What are the disadvantages of split air conditioners?
More expensive to buy
Split systems are more expensive to buy than portable units and there’s also the need for professional installation to get them running which increases the upfront cost. However, they are still cheaper than some of the other types of air conditioning units and can usually be installed and operational in a single day.
May not be ideal when renting a premises
If you rent rather than own the business premises you are based in, then you may not want to pay out the money to have a split system installed. However, if you have a long term contract or the landlord is willing to come in with costs in some way, it may still work out.
The outdoor unit makes a noise
While the indoor units run with very little noise, there will be noise from the outdoor unit. If you have a property near residential homes, this might be an issue and may be worth checking with the local authority about before installing.
How to decide on which type of AC you need?
Both of these systems have some solid pros and cons so how do you go about deciding which one is best for your business? Here’s a list of the questions we work through with customers to help them decide.
- Is it for residential or commercial use?First, we consider if the property is entirely for commercial use or if there is a residential element – sometimes even if this is a home rather than a business.
- How big is your space?The next consideration is the size of the room and what is in it. If the room is bigger than 20 square metres, then a portable system might not be a good option.
- How much floor space do you have for the AC?Because portable systems require floor space, this is also another good way to help decide. If there’s not much free floor space or the unit would cause an obstruction, then the wall mounted split system could be the best way to go.
- How powerful should the unit be?Air conditioning is measured in BTU or British Thermal Units and this gives you an idea of how much cooling power the system can provide. Also, the more BTUs needed to cool the room, the more expensive the unit will be to run.
- What’s your budget for the AC installation?Residential or commercial, everyone has an idea of how much they want to spend on the air conditioning unit or a figure they don’t want to exceed. By knowing what this is, we can best see what would match with it while giving you the other elements you desire.
- Are you able to vent an air conditioner?Portable air conditioning units need a window or even a door to another area to vent the warm air but if this is a problem, then a wall-mounted system might work better.
- Do you need both cooling and heating features?Some air conditioning systems also offer heating as well as cooling so if you need this from it, that’s important to consider during the decision-making stage.
Professional AC installations by TEK
As you can see, there’s a lot to consider when choosing the right air conditioning unit.

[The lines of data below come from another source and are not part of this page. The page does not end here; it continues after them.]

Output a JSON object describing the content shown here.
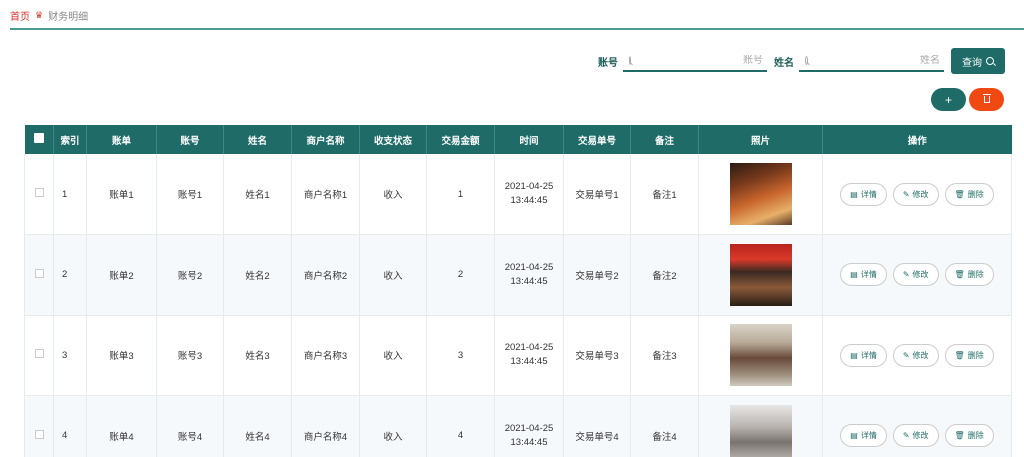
{
  "breadcrumb": {
    "home": "首页",
    "current": "财务明细"
  },
  "search": {
    "account_label": "账号",
    "account_placeholder": "账号",
    "name_label": "姓名",
    "name_placeholder": "姓名",
    "query_label": "查询"
  },
  "actions": {
    "add_label": "+"
  },
  "table": {
    "headers": [
      "索引",
      "账单",
      "账号",
      "姓名",
      "商户名称",
      "收支状态",
      "交易金额",
      "时间",
      "交易单号",
      "备注",
      "照片",
      "操作"
    ],
    "rows": [
      {
        "index": "1",
        "bill": "账单1",
        "account": "账号1",
        "name": "姓名1",
        "merchant": "商户名称1",
        "status": "收入",
        "amount": "1",
        "date": "2021-04-25",
        "time": "13:44:45",
        "tx": "交易单号1",
        "note": "备注1"
      },
      {
        "index": "2",
        "bill": "账单2",
        "account": "账号2",
        "name": "姓名2",
        "merchant": "商户名称2",
        "status": "收入",
        "amount": "2",
        "date": "2021-04-25",
        "time": "13:44:45",
        "tx": "交易单号2",
        "note": "备注2"
      },
      {
        "index": "3",
        "bill": "账单3",
        "account": "账号3",
        "name": "姓名3",
        "merchant": "商户名称3",
        "status": "收入",
        "amount": "3",
        "date": "2021-04-25",
        "time": "13:44:45",
        "tx": "交易单号3",
        "note": "备注3"
      },
      {
        "index": "4",
        "bill": "账单4",
        "account": "账号4",
        "name": "姓名4",
        "merchant": "商户名称4",
        "status": "收入",
        "amount": "4",
        "date": "2021-04-25",
        "time": "13:44:45",
        "tx": "交易单号4",
        "note": "备注4"
      }
    ],
    "ops": {
      "detail": "详情",
      "edit": "修改",
      "delete": "删除"
    }
  },
  "colors": {
    "primary": "#1e6b67",
    "danger": "#f04a12",
    "breadcrumb": "#d6342a"
  }
}
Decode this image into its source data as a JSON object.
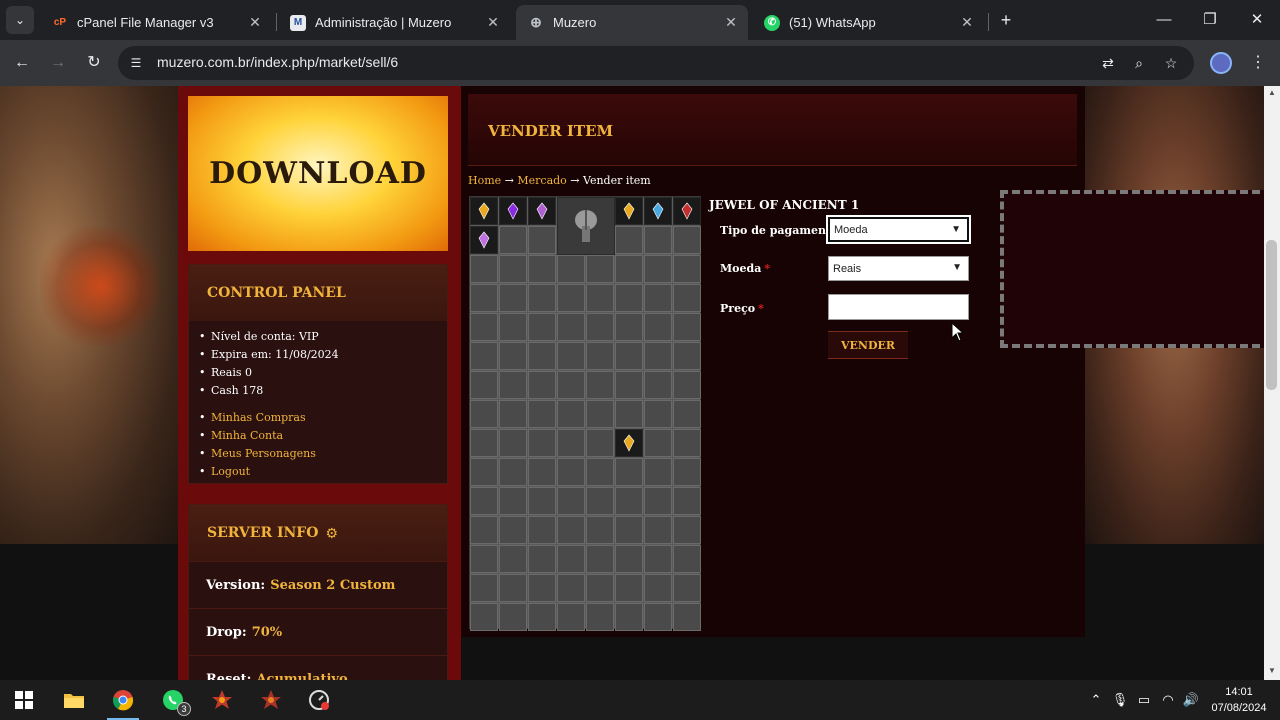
{
  "browser": {
    "tabs": [
      {
        "label": "cPanel File Manager v3",
        "favicon": "cpanel-icon",
        "active": false
      },
      {
        "label": "Administração | Muzero",
        "favicon": "muzero-m-icon",
        "active": false
      },
      {
        "label": "Muzero",
        "favicon": "globe-icon",
        "active": true
      },
      {
        "label": "(51) WhatsApp",
        "favicon": "whatsapp-icon",
        "active": false
      }
    ],
    "url": "muzero.com.br/index.php/market/sell/6"
  },
  "sidebar": {
    "banner_text": "DOWNLOAD",
    "control_panel": {
      "title": "CONTROL PANEL",
      "info": [
        "Nível de conta: VIP",
        "Expira em: 11/08/2024",
        "Reais 0",
        "Cash 178"
      ],
      "links": [
        "Minhas Compras",
        "Minha Conta",
        "Meus Personagens",
        "Logout"
      ]
    },
    "server_info": {
      "title": "SERVER INFO",
      "rows": [
        {
          "label": "Version:",
          "value": "Season 2 Custom"
        },
        {
          "label": "Drop:",
          "value": "70%"
        },
        {
          "label": "Reset:",
          "value": "Acumulativo"
        }
      ]
    }
  },
  "main": {
    "title": "VENDER ITEM",
    "breadcrumb": {
      "home": "Home",
      "arrow": "→",
      "mercado": "Mercado",
      "current": "Vender item"
    },
    "item_name": "JEWEL OF ANCIENT 1",
    "form": {
      "payment_type_label": "Tipo de pagamento",
      "payment_type_value": "Moeda",
      "currency_label": "Moeda",
      "currency_value": "Reais",
      "price_label": "Preço",
      "price_value": "",
      "required_mark": "*",
      "submit_label": "VENDER"
    }
  },
  "taskbar": {
    "time": "14:01",
    "date": "07/08/2024",
    "whatsapp_badge": "3"
  },
  "colors": {
    "accent_gold": "#f0b43c",
    "sidebar_red": "#6b0a0a",
    "chrome_dark": "#202124"
  }
}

That’s why TEK are here to help. As experts in air conditioning installation for residential and commercial properties of all sizes, we can offer that knowledge to help you get the right system for the budget you have. Or we can carry out an assessment of your property to get the best advice.